Alejo Vidal Quadras, a professor of atomic and nuclear physics, who is President of the International Committee In Search of Justice (ISJ) recently wrote this abridged article for The National Council of Resistance of Iran (NCR).
He stated that Iran is likely to be a key country for discussion at the coming United Nations General Assembly, but there is uncertainty what sort of decisions, if any, are likely to be made. This is because both European and the United States governments have turned a blind eye to some of Iran’s policies while focusing more on arms embargos and Iran’s nuclear capability.
— Alejo Vidal-Quadras (@VidalQuadras) August 20, 2020
What has been constantly overlooked has been the human rights abuses that have been taking place over many years in the country. People around the world including Iran look with hope to western democracies who they think have the power to stop human rights abuses and the stoppable tragedies that affect so many families.
Quadras says if human rights abuses aren’t condemned by western democracies it is basically giving the go-ahead for them to continue unchecked. Also, in the case of Iran, it gives it the chance to commit more domestic abuses while the world focuses only on the dire consequences of its nuclear capabilities and on their own domestic problems.
The 1988 massacre of over 30,000 prisoners, mostly members of PMOI/MEK, has gone unpunished for 32 years now. Here are…
Meanwhile, more protests against the regime take place, with more crackdowns and executions but the western world just ignores what is going on. They haven’t even noticed the fatal shooting of 1,500 peaceful protesters in November of last year (It is worth mentioning that the main Iranian opposition the PMOI / MEK Iran had already revealed the figures and names of martyrs during Iran protests last November). Even in the prisons, protesters are held and tortured, denied medical attention, and sentenced to the death penalty for chanting the phrase ‘’death to the dictator.’’
The Death Commissions of the summer of 1988
These were initiated by the Iranian judiciary and were given the task to find those who would not give up their allegiance and support for the Iranian Resistance. When found they were executed and after a few months the death toll surpassed 30,000 and the victims included pregnant women and young children. At that time Iranian expatriates tried to raise awareness throughout the world about the indiscriminate killings, but other things took precedence. It has always been difficult to pursue charges against perpetrators of this massacre in the International Criminal Court.
Quadras believes that as the General Assembly offers democratic nations the chance to speak, it will be too late for the Iranian people if a message isn’t sent to the regime condemning its actions against its people.

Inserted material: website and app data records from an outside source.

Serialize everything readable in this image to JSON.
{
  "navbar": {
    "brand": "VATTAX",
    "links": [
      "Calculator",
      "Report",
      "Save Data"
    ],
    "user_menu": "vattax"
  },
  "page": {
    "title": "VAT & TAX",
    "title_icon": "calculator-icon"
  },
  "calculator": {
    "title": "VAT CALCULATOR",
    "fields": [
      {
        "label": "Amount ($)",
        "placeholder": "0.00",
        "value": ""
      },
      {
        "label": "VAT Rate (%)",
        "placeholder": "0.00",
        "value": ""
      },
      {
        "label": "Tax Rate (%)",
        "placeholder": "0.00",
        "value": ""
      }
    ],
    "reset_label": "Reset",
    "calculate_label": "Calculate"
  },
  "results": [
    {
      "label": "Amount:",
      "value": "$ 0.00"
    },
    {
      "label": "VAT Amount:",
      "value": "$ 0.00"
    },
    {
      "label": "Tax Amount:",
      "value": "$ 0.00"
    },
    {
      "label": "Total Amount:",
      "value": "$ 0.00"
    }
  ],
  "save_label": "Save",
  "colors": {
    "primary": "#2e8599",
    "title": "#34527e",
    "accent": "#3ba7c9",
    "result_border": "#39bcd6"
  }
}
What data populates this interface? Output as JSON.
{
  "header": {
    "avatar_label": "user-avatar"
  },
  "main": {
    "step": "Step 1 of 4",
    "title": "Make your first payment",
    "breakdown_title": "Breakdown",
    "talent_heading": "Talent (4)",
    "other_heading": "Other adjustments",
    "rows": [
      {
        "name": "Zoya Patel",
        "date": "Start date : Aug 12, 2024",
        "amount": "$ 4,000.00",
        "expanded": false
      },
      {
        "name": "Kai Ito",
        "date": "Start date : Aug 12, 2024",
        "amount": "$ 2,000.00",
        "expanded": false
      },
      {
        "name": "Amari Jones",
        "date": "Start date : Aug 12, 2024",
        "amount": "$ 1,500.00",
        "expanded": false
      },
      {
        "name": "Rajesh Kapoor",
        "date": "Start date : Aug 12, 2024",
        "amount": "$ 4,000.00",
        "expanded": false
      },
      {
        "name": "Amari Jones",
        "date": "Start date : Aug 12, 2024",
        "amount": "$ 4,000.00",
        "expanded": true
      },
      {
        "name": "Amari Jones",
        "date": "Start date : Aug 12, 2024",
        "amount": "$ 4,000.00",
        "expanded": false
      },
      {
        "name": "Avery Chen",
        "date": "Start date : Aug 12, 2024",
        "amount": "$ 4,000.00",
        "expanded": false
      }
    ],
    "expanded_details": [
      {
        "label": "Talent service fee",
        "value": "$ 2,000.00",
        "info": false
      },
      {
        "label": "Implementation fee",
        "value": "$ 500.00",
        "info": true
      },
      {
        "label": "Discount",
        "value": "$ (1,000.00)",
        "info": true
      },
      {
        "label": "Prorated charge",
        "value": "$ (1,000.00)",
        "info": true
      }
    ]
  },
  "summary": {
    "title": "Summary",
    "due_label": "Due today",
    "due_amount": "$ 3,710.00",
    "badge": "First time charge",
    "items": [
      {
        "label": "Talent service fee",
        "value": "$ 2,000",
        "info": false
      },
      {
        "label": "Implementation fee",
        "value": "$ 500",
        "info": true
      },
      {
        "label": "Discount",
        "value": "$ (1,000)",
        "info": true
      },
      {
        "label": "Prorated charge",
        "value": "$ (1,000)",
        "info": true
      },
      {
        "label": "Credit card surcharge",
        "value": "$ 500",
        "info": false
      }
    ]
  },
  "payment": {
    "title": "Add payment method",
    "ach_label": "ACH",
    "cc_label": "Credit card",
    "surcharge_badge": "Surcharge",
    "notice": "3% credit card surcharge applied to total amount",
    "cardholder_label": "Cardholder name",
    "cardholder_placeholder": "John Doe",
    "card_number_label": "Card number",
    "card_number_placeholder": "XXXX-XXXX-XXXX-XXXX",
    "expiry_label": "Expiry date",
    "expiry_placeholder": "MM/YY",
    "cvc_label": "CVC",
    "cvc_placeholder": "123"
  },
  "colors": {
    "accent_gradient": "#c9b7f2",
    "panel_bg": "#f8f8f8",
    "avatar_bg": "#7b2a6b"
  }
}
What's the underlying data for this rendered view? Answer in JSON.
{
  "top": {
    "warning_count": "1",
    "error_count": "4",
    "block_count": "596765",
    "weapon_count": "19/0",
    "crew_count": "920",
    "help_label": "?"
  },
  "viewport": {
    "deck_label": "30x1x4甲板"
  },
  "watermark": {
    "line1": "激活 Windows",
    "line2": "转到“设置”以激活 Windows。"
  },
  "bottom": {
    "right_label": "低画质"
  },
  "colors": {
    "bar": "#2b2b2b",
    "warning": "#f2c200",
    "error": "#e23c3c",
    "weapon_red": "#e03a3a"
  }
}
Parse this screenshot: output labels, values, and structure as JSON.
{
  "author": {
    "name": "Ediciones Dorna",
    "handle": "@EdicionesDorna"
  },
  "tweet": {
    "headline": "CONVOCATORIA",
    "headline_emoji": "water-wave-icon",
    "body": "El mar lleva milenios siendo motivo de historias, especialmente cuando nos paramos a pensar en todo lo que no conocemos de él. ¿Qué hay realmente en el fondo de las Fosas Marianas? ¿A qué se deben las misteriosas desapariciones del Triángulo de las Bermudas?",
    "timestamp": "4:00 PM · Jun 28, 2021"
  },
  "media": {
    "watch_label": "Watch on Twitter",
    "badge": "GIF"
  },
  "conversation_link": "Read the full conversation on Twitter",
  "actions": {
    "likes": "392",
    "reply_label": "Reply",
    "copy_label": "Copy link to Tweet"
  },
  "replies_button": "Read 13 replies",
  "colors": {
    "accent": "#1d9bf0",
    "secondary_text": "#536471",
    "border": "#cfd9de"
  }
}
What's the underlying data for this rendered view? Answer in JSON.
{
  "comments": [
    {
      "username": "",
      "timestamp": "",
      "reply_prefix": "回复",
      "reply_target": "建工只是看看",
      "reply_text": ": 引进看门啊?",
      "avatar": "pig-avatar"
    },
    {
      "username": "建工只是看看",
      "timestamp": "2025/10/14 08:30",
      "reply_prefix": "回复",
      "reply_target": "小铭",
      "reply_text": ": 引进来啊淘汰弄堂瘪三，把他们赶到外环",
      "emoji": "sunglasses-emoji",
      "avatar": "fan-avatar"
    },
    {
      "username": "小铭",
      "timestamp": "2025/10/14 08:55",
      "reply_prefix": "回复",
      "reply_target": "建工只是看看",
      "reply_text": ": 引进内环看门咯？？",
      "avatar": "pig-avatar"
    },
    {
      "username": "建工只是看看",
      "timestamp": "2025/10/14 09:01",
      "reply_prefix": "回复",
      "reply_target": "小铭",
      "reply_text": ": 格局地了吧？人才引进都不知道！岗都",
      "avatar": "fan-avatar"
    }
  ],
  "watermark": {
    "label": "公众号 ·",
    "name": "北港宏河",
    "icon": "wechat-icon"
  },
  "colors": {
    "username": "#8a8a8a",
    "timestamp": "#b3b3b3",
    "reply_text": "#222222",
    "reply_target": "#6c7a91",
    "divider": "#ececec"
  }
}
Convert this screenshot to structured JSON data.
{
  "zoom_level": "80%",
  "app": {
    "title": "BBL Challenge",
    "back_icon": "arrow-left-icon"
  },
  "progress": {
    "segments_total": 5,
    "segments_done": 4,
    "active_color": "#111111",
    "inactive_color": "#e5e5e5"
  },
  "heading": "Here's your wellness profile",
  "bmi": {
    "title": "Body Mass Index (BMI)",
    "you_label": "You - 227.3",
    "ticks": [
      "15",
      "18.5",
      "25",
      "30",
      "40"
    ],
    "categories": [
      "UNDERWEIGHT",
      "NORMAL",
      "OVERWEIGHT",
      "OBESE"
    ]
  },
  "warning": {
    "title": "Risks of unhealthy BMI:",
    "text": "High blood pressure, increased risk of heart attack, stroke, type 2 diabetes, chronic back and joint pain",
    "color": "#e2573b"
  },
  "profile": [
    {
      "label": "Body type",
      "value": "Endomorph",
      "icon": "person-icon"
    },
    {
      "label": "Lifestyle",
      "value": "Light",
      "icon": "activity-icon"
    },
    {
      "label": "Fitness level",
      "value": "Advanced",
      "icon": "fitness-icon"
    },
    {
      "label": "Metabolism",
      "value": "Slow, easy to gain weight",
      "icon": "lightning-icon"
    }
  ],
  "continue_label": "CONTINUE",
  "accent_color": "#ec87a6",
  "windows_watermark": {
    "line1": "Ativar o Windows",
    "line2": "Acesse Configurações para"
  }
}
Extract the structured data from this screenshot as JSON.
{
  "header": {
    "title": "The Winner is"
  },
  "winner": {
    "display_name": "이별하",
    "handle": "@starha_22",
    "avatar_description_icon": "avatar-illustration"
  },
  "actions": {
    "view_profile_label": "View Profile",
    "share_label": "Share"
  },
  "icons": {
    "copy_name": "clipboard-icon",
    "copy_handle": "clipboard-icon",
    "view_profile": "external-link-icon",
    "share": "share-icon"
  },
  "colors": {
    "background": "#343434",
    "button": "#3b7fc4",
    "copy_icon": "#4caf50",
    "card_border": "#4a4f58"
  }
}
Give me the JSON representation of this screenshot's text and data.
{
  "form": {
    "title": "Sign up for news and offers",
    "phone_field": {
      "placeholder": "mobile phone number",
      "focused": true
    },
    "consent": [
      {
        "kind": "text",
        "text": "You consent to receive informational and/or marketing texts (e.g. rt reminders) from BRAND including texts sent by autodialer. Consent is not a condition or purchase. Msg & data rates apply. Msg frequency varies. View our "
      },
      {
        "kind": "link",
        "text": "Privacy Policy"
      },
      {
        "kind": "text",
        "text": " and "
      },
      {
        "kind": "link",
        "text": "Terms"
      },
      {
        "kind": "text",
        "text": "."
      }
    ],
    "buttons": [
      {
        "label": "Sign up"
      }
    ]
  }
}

More unrest is going to take place in light of the devastating impact of COVID-19 (The People’s Mojahedin Organization of Iran PMOI / MEK Iran announced on Thursday, August 20, 2020, that the Coronavirus fatalities across Iran are, more than 91,700), and this will lead to more crackdowns and human rights abuses as the people try to defend their democratic rights. Also, Tehran will keep up its conflicts with the west and there will be no solution to either the arms embargo or the nuclear issue.
1988 massacre never forgotten
Quadras concludes by saying that there are both practical and moral reasons for pursuing real justice for those who committed the unforgettable crimes of the massacres in 1988. The regime has been able to benefit itself since 1988 at the expense of the people and now it is time to end its impunity.
— People's Mojahedin Organization of Iran (PMOI/MEK) (@Mojahedineng) July 3, 2014